A man of few words, he expressed his views in a soft voice and was brief and to the point. He was pious and observed a strict daily routine including a day of silence on Fridays. He was an early riser, getting up before 5 a.m. every morning. After a shower and a prayer lasting 30 minutes, he would personally open his consulting room often before 6 a.m. to receive his patients. The poor and rich consulted him at the same clinic at the same time. He did not charge a fee and patients would leave whatever they could afford on his table. He knew how difficult it was for the poorer patients to pay a fee. He never knew how much was left on the table by each patient as the money was dropped into a box. It is said that on one occasion when a patient arrived in a rickshaw to see him, he not only saw this patient but also the rickshaw puller who wanted to consult him. After his morning clinic he would attend hospital and return home only at 2 or 3 p.m. for a late lunch. After lunch he would check his mail and go through his British Medical Journal. He would then consult again between 4 and 5 p.m. followed by evening prayers and early dinner at 7 p.m. He would read the evening newspaper before retiring to bed by 9 pm. This practice continued long into his retirement until ill health prevented him from seeing patients in the end.

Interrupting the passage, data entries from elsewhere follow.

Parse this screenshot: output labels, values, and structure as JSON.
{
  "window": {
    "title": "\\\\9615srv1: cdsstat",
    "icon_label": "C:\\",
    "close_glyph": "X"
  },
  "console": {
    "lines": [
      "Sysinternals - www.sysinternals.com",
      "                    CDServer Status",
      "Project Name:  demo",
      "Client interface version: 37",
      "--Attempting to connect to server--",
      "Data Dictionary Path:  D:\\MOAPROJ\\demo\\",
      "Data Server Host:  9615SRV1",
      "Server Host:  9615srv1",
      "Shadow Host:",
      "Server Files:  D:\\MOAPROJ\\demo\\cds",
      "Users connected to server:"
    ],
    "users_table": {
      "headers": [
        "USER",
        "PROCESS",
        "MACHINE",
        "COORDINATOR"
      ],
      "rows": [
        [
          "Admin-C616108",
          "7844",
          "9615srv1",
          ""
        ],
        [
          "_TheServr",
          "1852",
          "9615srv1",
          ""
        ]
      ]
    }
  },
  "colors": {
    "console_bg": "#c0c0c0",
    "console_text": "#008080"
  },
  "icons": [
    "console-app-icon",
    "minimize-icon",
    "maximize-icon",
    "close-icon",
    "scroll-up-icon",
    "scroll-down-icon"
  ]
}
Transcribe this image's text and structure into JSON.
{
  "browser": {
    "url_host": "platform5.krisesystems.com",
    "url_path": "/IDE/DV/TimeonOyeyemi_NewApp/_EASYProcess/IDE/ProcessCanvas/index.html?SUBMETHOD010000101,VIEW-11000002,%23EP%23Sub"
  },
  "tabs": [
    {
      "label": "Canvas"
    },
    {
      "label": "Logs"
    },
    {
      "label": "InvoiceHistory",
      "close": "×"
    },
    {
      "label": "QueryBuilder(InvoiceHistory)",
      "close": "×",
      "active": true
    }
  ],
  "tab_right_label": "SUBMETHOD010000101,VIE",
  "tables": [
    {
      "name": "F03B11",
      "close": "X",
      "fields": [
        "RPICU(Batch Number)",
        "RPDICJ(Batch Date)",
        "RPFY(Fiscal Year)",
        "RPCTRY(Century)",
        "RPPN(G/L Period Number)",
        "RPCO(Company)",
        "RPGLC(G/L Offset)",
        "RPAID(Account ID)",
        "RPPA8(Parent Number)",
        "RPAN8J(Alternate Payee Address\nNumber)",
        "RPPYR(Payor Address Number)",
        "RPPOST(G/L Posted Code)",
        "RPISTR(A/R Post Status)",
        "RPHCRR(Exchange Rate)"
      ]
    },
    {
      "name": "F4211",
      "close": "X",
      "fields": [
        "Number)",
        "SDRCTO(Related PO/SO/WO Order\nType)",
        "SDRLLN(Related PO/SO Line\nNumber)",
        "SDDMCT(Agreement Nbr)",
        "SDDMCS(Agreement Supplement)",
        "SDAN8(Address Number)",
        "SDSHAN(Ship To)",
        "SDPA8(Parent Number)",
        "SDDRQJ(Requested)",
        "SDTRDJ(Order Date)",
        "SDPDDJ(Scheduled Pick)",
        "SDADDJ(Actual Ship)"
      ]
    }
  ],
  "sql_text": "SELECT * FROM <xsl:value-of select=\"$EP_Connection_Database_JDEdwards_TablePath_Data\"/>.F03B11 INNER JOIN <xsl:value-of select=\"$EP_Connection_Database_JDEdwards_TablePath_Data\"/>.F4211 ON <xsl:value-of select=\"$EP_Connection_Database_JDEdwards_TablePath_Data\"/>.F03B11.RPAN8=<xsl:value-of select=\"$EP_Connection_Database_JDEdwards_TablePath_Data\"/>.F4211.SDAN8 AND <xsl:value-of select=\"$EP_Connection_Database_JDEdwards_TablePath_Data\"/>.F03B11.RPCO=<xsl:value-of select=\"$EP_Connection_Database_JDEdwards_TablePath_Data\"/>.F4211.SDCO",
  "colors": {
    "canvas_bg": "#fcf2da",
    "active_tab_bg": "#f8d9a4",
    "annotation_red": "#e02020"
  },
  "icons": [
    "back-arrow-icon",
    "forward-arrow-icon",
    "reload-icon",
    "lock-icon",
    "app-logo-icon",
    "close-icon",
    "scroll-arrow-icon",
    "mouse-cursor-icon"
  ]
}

Dr.Guruswamy mudaliar took a leading role in the formation of The Association of Physicians of India in 1944 and served as its first President. The Association which was formed in Madras was later shifted to Bombay. He was connected to the Medical Council of Madras for a lengthy period of time. He was well known in the city of Madras and held other distinguished positions.
• He was a Director of the Indian Bank, one of the leading banks in India.
• He served as a member of the Senate and Syndicate of the University of Madras.
• He was nominated as a member of the Legislative Council, the upper house of the Government of Madras.
• As President of TTV High School he was a major benefactor contributing land and significant funds to the school. Under his leadership a free school meal service was introduced for poor students and a programme for the improvement of educational standards.
• As President of the Temple Renovation Committee he was responsible for the improvement of the physical fabric of many temples in the region.
He was a deeply religious man and well versed in the ancient Indian language of Sanskrit. As a philanthropist he supported many causes. His significant career progress and his lifetime achievements, despite so many challenges, have been an inspiration to many people. He died in 1958 at the age of 78 leaving two sons, four daughters and many grandchildren. To this day many an old patient of his continues to sing his praise. Examples of ‘miraculous’ cures based on his intuitive diagnoses abound in and around the city of Madras.
The citizens of Madras have marked their high regard and love for this outstanding physician in many ways. His statue stands at the entrance to the Madras Medical College and his name is borne by the road where he lived. A key road bridge in the city and a block in one of the hospitals where he had worked are also named after him. His philanthropy continues to enable poor students to have access to education and employment to this day.